Studies conducted in the United States, other developed countries, and developing countries indicate that the average level of milk production is approximately 750 to 800 ml/day in women with widely varying dietary intakes and with varying nutritional status, as measured by weight and skinfold thickness.
Potential production of milk by lactating women appears to be considerably higher than actual intakes by single infants, as indicated by the high milk volumes produced by women nursing twins or even triplets.
Factors other than maternal nutrition affect milk volume and should be considered in any evaluation of lactation performance.
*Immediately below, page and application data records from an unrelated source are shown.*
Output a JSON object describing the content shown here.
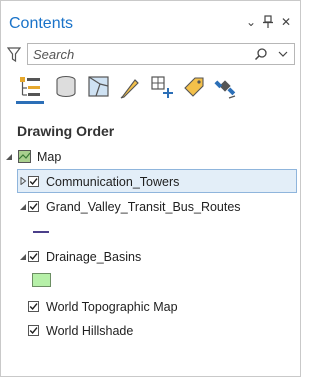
{
  "pane": {
    "title": "Contents",
    "controls": {
      "options": "⌄",
      "pin": "🖈",
      "close": "✕"
    }
  },
  "search": {
    "placeholder": "Search",
    "value": ""
  },
  "toolbar": {
    "items": [
      {
        "name": "list-by-drawing-order-icon"
      },
      {
        "name": "list-by-data-source-icon"
      },
      {
        "name": "list-by-selection-icon"
      },
      {
        "name": "list-by-editing-icon"
      },
      {
        "name": "list-by-snapping-icon"
      },
      {
        "name": "list-by-labeling-icon"
      },
      {
        "name": "list-by-perspective-imagery-icon"
      }
    ]
  },
  "section": {
    "title": "Drawing Order"
  },
  "tree": {
    "map_label": "Map",
    "layers": [
      {
        "label": "Communication_Towers",
        "checked": true,
        "expanded": false,
        "selected": true
      },
      {
        "label": "Grand_Valley_Transit_Bus_Routes",
        "checked": true,
        "expanded": true,
        "symbol": "line",
        "symbol_color": "#4b3f8a"
      },
      {
        "label": "Drainage_Basins",
        "checked": true,
        "expanded": true,
        "symbol": "polygon",
        "symbol_color": "#b6f0a8"
      },
      {
        "label": "World Topographic Map",
        "checked": true
      },
      {
        "label": "World Hillshade",
        "checked": true
      }
    ]
  },
  "colors": {
    "accent": "#1a73c9",
    "selection_fill": "#e3eef8",
    "selection_border": "#8fb5dc"
  }
}
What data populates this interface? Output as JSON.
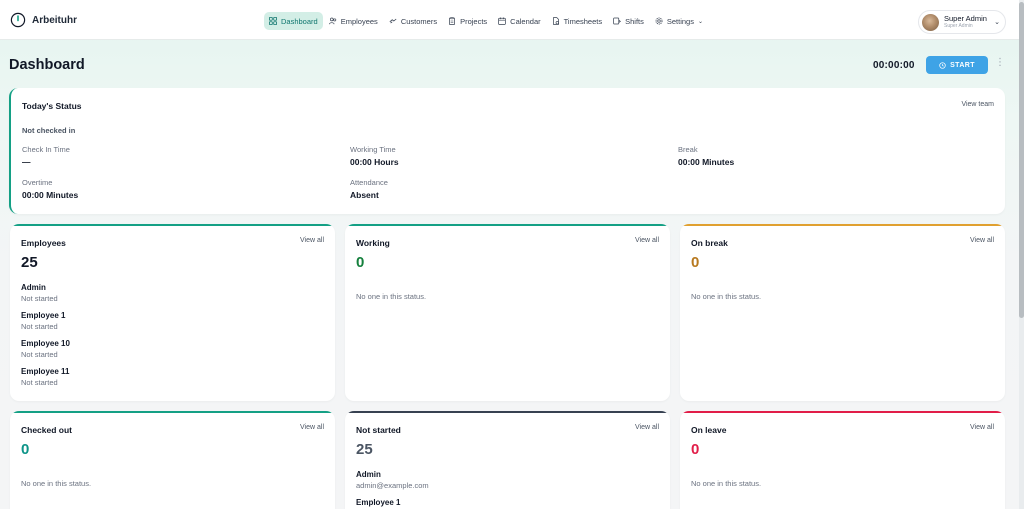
{
  "app": {
    "name": "Arbeituhr"
  },
  "nav": {
    "items": [
      {
        "label": "Dashboard",
        "icon": "grid-icon",
        "active": true
      },
      {
        "label": "Employees",
        "icon": "users-icon",
        "active": false
      },
      {
        "label": "Customers",
        "icon": "handshake-icon",
        "active": false
      },
      {
        "label": "Projects",
        "icon": "clipboard-icon",
        "active": false
      },
      {
        "label": "Calendar",
        "icon": "calendar-icon",
        "active": false
      },
      {
        "label": "Timesheets",
        "icon": "timesheet-icon",
        "active": false
      },
      {
        "label": "Shifts",
        "icon": "shifts-icon",
        "active": false
      },
      {
        "label": "Settings",
        "icon": "gear-icon",
        "active": false
      }
    ]
  },
  "user": {
    "name": "Super Admin",
    "role": "Super Admin"
  },
  "header": {
    "title": "Dashboard",
    "timer": "00:00:00",
    "start_label": "START"
  },
  "status": {
    "title": "Today's Status",
    "view_label": "View team",
    "state": "Not checked in",
    "fields": {
      "check_in": {
        "label": "Check In Time",
        "value": "—"
      },
      "working": {
        "label": "Working Time",
        "value": "00:00 Hours"
      },
      "break": {
        "label": "Break",
        "value": "00:00 Minutes"
      },
      "overtime": {
        "label": "Overtime",
        "value": "00:00 Minutes"
      },
      "attendance": {
        "label": "Attendance",
        "value": "Absent"
      }
    }
  },
  "cards": {
    "employees": {
      "title": "Employees",
      "view": "View all",
      "count": "25",
      "accent": "#14a085",
      "people": [
        {
          "name": "Admin",
          "sub": "Not started"
        },
        {
          "name": "Employee 1",
          "sub": "Not started"
        },
        {
          "name": "Employee 10",
          "sub": "Not started"
        },
        {
          "name": "Employee 11",
          "sub": "Not started"
        }
      ]
    },
    "working": {
      "title": "Working",
      "view": "View all",
      "count": "0",
      "empty": "No one in this status.",
      "accent": "#14a085",
      "count_color": "#15803d"
    },
    "on_break": {
      "title": "On break",
      "view": "View all",
      "count": "0",
      "empty": "No one in this status.",
      "accent": "#e0a030",
      "count_color": "#b7791f"
    },
    "checked_out": {
      "title": "Checked out",
      "view": "View all",
      "count": "0",
      "empty": "No one in this status.",
      "accent": "#14a085",
      "count_color": "#0d9488"
    },
    "not_started": {
      "title": "Not started",
      "view": "View all",
      "count": "25",
      "accent": "#374151",
      "count_color": "#4b5563",
      "people": [
        {
          "name": "Admin",
          "sub": "admin@example.com"
        },
        {
          "name": "Employee 1",
          "sub": ""
        }
      ]
    },
    "on_leave": {
      "title": "On leave",
      "view": "View all",
      "count": "0",
      "empty": "No one in this status.",
      "accent": "#e11d48",
      "count_color": "#e11d48"
    }
  }
}
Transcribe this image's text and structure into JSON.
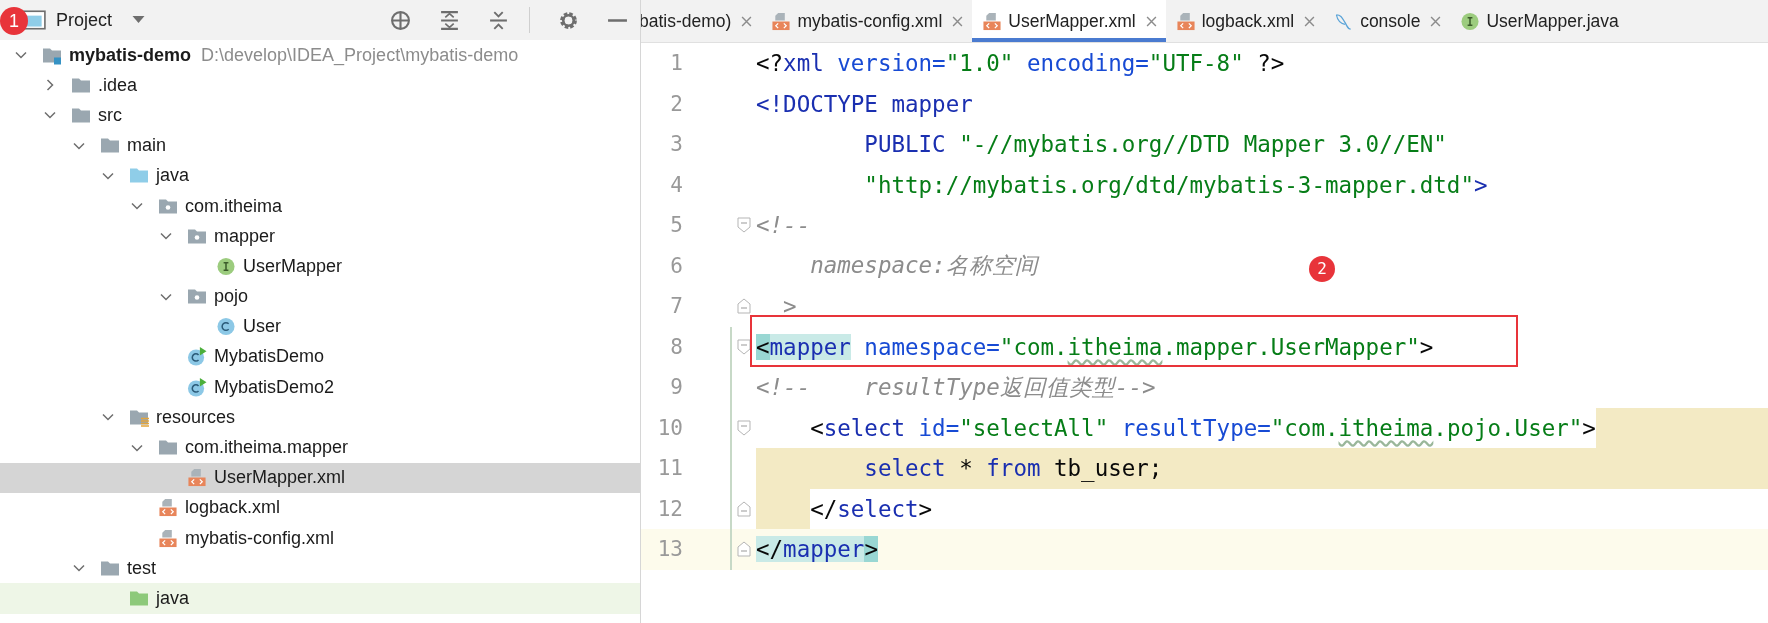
{
  "project_panel": {
    "title": "Project",
    "badge": "1",
    "tree": [
      {
        "label": "mybatis-demo",
        "path": "D:\\develop\\IDEA_Project\\mybatis-demo",
        "kind": "module",
        "expanded": true,
        "selected": false,
        "children": [
          {
            "label": ".idea",
            "kind": "folder",
            "expanded": false,
            "selected": false
          },
          {
            "label": "src",
            "kind": "folder",
            "expanded": true,
            "selected": false,
            "children": [
              {
                "label": "main",
                "kind": "folder",
                "expanded": true,
                "selected": false,
                "children": [
                  {
                    "label": "java",
                    "kind": "source-folder",
                    "expanded": true,
                    "selected": false,
                    "children": [
                      {
                        "label": "com.itheima",
                        "kind": "package",
                        "expanded": true,
                        "selected": false,
                        "children": [
                          {
                            "label": "mapper",
                            "kind": "package",
                            "expanded": true,
                            "selected": false,
                            "children": [
                              {
                                "label": "UserMapper",
                                "kind": "interface",
                                "selected": false
                              }
                            ]
                          },
                          {
                            "label": "pojo",
                            "kind": "package",
                            "expanded": true,
                            "selected": false,
                            "children": [
                              {
                                "label": "User",
                                "kind": "class",
                                "selected": false
                              }
                            ]
                          },
                          {
                            "label": "MybatisDemo",
                            "kind": "runnable-class",
                            "selected": false
                          },
                          {
                            "label": "MybatisDemo2",
                            "kind": "runnable-class",
                            "selected": false
                          }
                        ]
                      }
                    ]
                  },
                  {
                    "label": "resources",
                    "kind": "resources-folder",
                    "expanded": true,
                    "selected": false,
                    "children": [
                      {
                        "label": "com.itheima.mapper",
                        "kind": "folder",
                        "expanded": true,
                        "selected": false,
                        "children": [
                          {
                            "label": "UserMapper.xml",
                            "kind": "xml",
                            "selected": true
                          }
                        ]
                      },
                      {
                        "label": "logback.xml",
                        "kind": "xml",
                        "selected": false
                      },
                      {
                        "label": "mybatis-config.xml",
                        "kind": "xml",
                        "selected": false
                      }
                    ]
                  }
                ]
              },
              {
                "label": "test",
                "kind": "folder",
                "expanded": true,
                "selected": false,
                "children": [
                  {
                    "label": "java",
                    "kind": "test-folder",
                    "selected": false
                  }
                ]
              }
            ]
          }
        ]
      }
    ]
  },
  "editor_tabs": [
    {
      "label": "batis-demo)",
      "kind": "plain",
      "selected": false,
      "closable": true
    },
    {
      "label": "mybatis-config.xml",
      "kind": "xml",
      "selected": false,
      "closable": true
    },
    {
      "label": "UserMapper.xml",
      "kind": "xml",
      "selected": true,
      "closable": true
    },
    {
      "label": "logback.xml",
      "kind": "xml",
      "selected": false,
      "closable": true
    },
    {
      "label": "console",
      "kind": "console",
      "selected": false,
      "closable": true
    },
    {
      "label": "UserMapper.java",
      "kind": "interface",
      "selected": false,
      "closable": false
    }
  ],
  "editor": {
    "lines": [
      {
        "number": "1",
        "kind": "plain",
        "fold_open": false,
        "fold_close": false,
        "changed": false,
        "boxed": false,
        "tokens": [
          {
            "text": "<?",
            "kind": "plain"
          },
          {
            "text": "xml",
            "kind": "tag"
          },
          {
            "text": " version=",
            "kind": "attr"
          },
          {
            "text": "\"1.0\"",
            "kind": "value"
          },
          {
            "text": " encoding=",
            "kind": "attr"
          },
          {
            "text": "\"UTF-8\"",
            "kind": "value"
          },
          {
            "text": " ?>",
            "kind": "plain"
          }
        ]
      },
      {
        "number": "2",
        "kind": "plain",
        "fold_open": false,
        "fold_close": false,
        "changed": false,
        "boxed": false,
        "tokens": [
          {
            "text": "<!DOCTYPE mapper",
            "kind": "tag"
          }
        ]
      },
      {
        "number": "3",
        "kind": "plain",
        "fold_open": false,
        "fold_close": false,
        "changed": false,
        "boxed": false,
        "tokens": [
          {
            "text": "        PUBLIC ",
            "kind": "tag"
          },
          {
            "text": "\"-//mybatis.org//DTD Mapper 3.0//EN\"",
            "kind": "value"
          }
        ]
      },
      {
        "number": "4",
        "kind": "plain",
        "fold_open": false,
        "fold_close": false,
        "changed": false,
        "boxed": false,
        "tokens": [
          {
            "text": "        \"http://mybatis.org/dtd/mybatis-3-mapper.dtd\"",
            "kind": "value"
          },
          {
            "text": ">",
            "kind": "tag"
          }
        ]
      },
      {
        "number": "5",
        "kind": "plain",
        "fold_open": true,
        "fold_close": false,
        "changed": false,
        "boxed": false,
        "tokens": [
          {
            "text": "<!--",
            "kind": "comment"
          }
        ]
      },
      {
        "number": "6",
        "kind": "plain",
        "fold_open": false,
        "fold_close": false,
        "changed": false,
        "boxed": false,
        "badge": "2",
        "tokens": [
          {
            "text": "    namespace:名称空间",
            "kind": "comment"
          }
        ]
      },
      {
        "number": "7",
        "kind": "plain",
        "fold_open": false,
        "fold_close": true,
        "changed": false,
        "boxed": false,
        "tokens": [
          {
            "text": "  >",
            "kind": "comment"
          }
        ]
      },
      {
        "number": "8",
        "kind": "plain",
        "fold_open": true,
        "fold_close": false,
        "changed": true,
        "boxed": true,
        "tokens": [
          {
            "text": "<",
            "kind": "match-strong"
          },
          {
            "text": "mapper",
            "kind": "match-tag"
          },
          {
            "text": " namespace=",
            "kind": "attr"
          },
          {
            "text": "\"com.",
            "kind": "value"
          },
          {
            "text": "itheima",
            "kind": "value-typo"
          },
          {
            "text": ".mapper.UserMapper\"",
            "kind": "value"
          },
          {
            "text": ">",
            "kind": "plain"
          }
        ]
      },
      {
        "number": "9",
        "kind": "plain",
        "fold_open": false,
        "fold_close": false,
        "changed": true,
        "boxed": false,
        "tokens": [
          {
            "text": "<!--    resultType返回值类型-->",
            "kind": "comment"
          }
        ]
      },
      {
        "number": "10",
        "kind": "sql-tail",
        "fold_open": true,
        "fold_close": false,
        "changed": true,
        "boxed": false,
        "tokens": [
          {
            "text": "    <",
            "kind": "plain"
          },
          {
            "text": "select",
            "kind": "tag"
          },
          {
            "text": " id=",
            "kind": "attr"
          },
          {
            "text": "\"selectAll\"",
            "kind": "value"
          },
          {
            "text": " resultType=",
            "kind": "attr"
          },
          {
            "text": "\"com.",
            "kind": "value"
          },
          {
            "text": "itheima",
            "kind": "value-typo"
          },
          {
            "text": ".pojo.User\"",
            "kind": "value"
          },
          {
            "text": ">",
            "kind": "plain"
          }
        ]
      },
      {
        "number": "11",
        "kind": "sql-body",
        "fold_open": false,
        "fold_close": false,
        "changed": true,
        "boxed": false,
        "tokens": [
          {
            "text": "        select",
            "kind": "keyword"
          },
          {
            "text": " * ",
            "kind": "plain"
          },
          {
            "text": "from",
            "kind": "keyword"
          },
          {
            "text": " tb_user;",
            "kind": "plain"
          }
        ]
      },
      {
        "number": "12",
        "kind": "sql-close",
        "fold_open": false,
        "fold_close": true,
        "changed": true,
        "boxed": false,
        "tokens": [
          {
            "text": "</",
            "kind": "plain"
          },
          {
            "text": "select",
            "kind": "tag"
          },
          {
            "text": ">",
            "kind": "plain"
          }
        ]
      },
      {
        "number": "13",
        "kind": "current",
        "fold_open": false,
        "fold_close": true,
        "changed": true,
        "boxed": false,
        "tokens": [
          {
            "text": "</",
            "kind": "match"
          },
          {
            "text": "mapper",
            "kind": "match-tag"
          },
          {
            "text": ">",
            "kind": "match-strong"
          }
        ]
      }
    ]
  }
}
Maternal age and parity appear to have little, if any, influence, but variables such as maternal stress and the nursing behavior of both mother and infant are potentially important.
Maternal nutritional status, as measured by anthropometric indices prenatally or post partum, is not related to milk volume in studies conducted in industrialized countries such as the United States. In other words, infants of thin women generally consume as much breast milk as infants of normal-weight or overweight women. In less developed countries, the results are mixed; some studies show a positive association between maternal body composition (adiposity) and milk volume.
Average milk volumes of lactating women are comparable in industrialized and developing countries, despite substantial differences in energy and nutrient intake. This suggests that maternal energy intake is not strongly associated with milk volume. Studies in animals indicate that there may be a threshold below which energy intake is insufficient to support normal milk production; it is likely that most studies in humans have been conducted in groups with intakes above this hypothesized threshold.
Food supplementation of lactating women in areas where malnutrition is prevalent has generally had little, if any, impact on milk volume. However, such supplementation may improve maternal health and therefore is more likely to benefit the mother than the infant, except in cases in which milk composition is affected (see Chapter 6).
It is customary to lose weight gradually during lactation. In the United States, lactating women tend to be heavier than their ideal body weight immediately post partum, and some successfully lose up to 2 kg (˜4.5 lb) per month with no apparent deleterious effects on milk production.
Women who exercise regularly appear to produce an adequate volume of milk.
The influence of maternal intake of specific nutrients on milk volume has not been investigated thoroughly. Early studies in developing countries show an association of protein intake with milk volume, but limitations of the study designs prohibit definitive conclusions.